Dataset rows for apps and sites
▬▬▬▬▬▬▬▬▬▬

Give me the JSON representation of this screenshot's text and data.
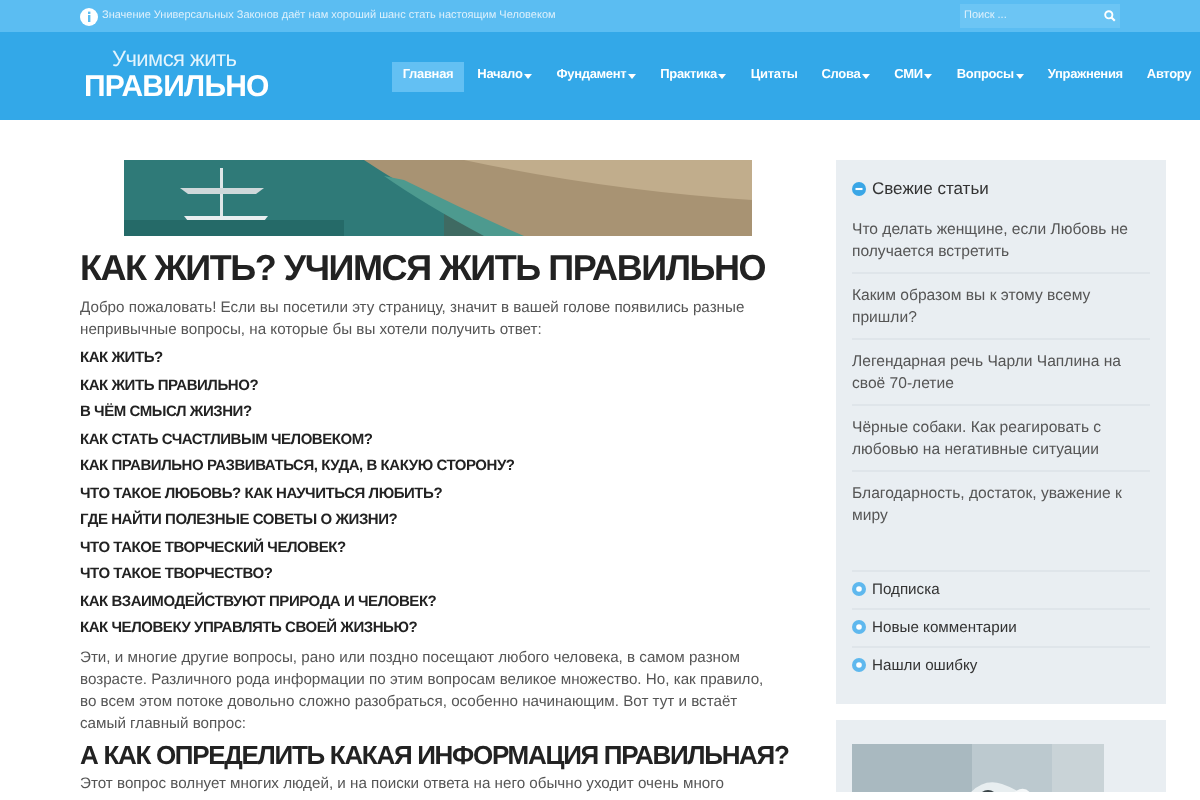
{
  "top_bar": {
    "notice": "Значение Универсальных Законов даёт нам хороший шанс стать настоящим Человеком",
    "search": {
      "placeholder": "Поиск ..."
    }
  },
  "logo": {
    "line_1": "Учимся жить",
    "line_2": "ПРАВИЛЬНО"
  },
  "nav": [
    {
      "label": "Главная",
      "selected": true,
      "dropdown": false
    },
    {
      "label": "Начало",
      "selected": false,
      "dropdown": true
    },
    {
      "label": "Фундамент",
      "selected": false,
      "dropdown": true
    },
    {
      "label": "Практика",
      "selected": false,
      "dropdown": true
    },
    {
      "label": "Цитаты",
      "selected": false,
      "dropdown": false
    },
    {
      "label": "Слова",
      "selected": false,
      "dropdown": true
    },
    {
      "label": "СМИ",
      "selected": false,
      "dropdown": true
    },
    {
      "label": "Вопросы",
      "selected": false,
      "dropdown": true
    },
    {
      "label": "Упражнения",
      "selected": false,
      "dropdown": false
    },
    {
      "label": "Автору",
      "selected": false,
      "dropdown": false
    }
  ],
  "main": {
    "title": "КАК ЖИТЬ? УЧИМСЯ ЖИТЬ ПРАВИЛЬНО",
    "intro": "Добро пожаловать! Если вы посетили эту страницу, значит в вашей голове появились разные непривычные вопросы, на которые бы вы хотели получить ответ:",
    "questions": [
      "КАК ЖИТЬ?",
      "КАК ЖИТЬ ПРАВИЛЬНО?",
      "В ЧЁМ СМЫСЛ ЖИЗНИ?",
      "КАК СТАТЬ СЧАСТЛИВЫМ ЧЕЛОВЕКОМ?",
      "КАК ПРАВИЛЬНО РАЗВИВАТЬСЯ, КУДА, В КАКУЮ СТОРОНУ?",
      "ЧТО ТАКОЕ ЛЮБОВЬ? КАК НАУЧИТЬСЯ ЛЮБИТЬ?",
      "ГДЕ НАЙТИ ПОЛЕЗНЫЕ СОВЕТЫ О ЖИЗНИ?",
      "ЧТО ТАКОЕ ТВОРЧЕСКИЙ ЧЕЛОВЕК?",
      "ЧТО ТАКОЕ ТВОРЧЕСТВО?",
      "КАК ВЗАИМОДЕЙСТВУЮТ ПРИРОДА И ЧЕЛОВЕК?",
      "КАК ЧЕЛОВЕКУ УПРАВЛЯТЬ СВОЕЙ ЖИЗНЬЮ?"
    ],
    "paragraph": "Эти, и многие другие вопросы, рано или поздно посещают любого человека, в самом разном возрасте. Различного рода информации по этим вопросам великое множество. Но, как правило, во всем этом потоке довольно сложно разобраться, особенно начинающим. Вот тут и встаёт самый главный вопрос:",
    "subtitle": "А КАК ОПРЕДЕЛИТЬ КАКАЯ ИНФОРМАЦИЯ ПРАВИЛЬНАЯ?",
    "last_line": "Этот вопрос волнует многих людей, и на поиски ответа на него обычно уходит очень много"
  },
  "sidebar": {
    "recent": {
      "title": "Свежие статьи",
      "expanded": true,
      "items": [
        "Что делать женщине, если Любовь не получается встретить",
        "Каким образом вы к этому всему пришли?",
        "Легендарная речь Чарли Чаплина на своё 70-летие",
        "Чёрные собаки. Как реагировать с любовью на негативные ситуации",
        "Благодарность, достаток, уважение к миру"
      ]
    },
    "links": [
      {
        "label": "Подписка",
        "expanded": false
      },
      {
        "label": "Новые комментарии",
        "expanded": false
      },
      {
        "label": "Нашли ошибку",
        "expanded": false
      }
    ]
  }
}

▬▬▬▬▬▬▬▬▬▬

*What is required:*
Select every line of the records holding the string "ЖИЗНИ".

*Answer to the problem:*
      "В ЧЁМ СМЫСЛ ЖИЗНИ?",
      "ГДЕ НАЙТИ ПОЛЕЗНЫЕ СОВЕТЫ О ЖИЗНИ?",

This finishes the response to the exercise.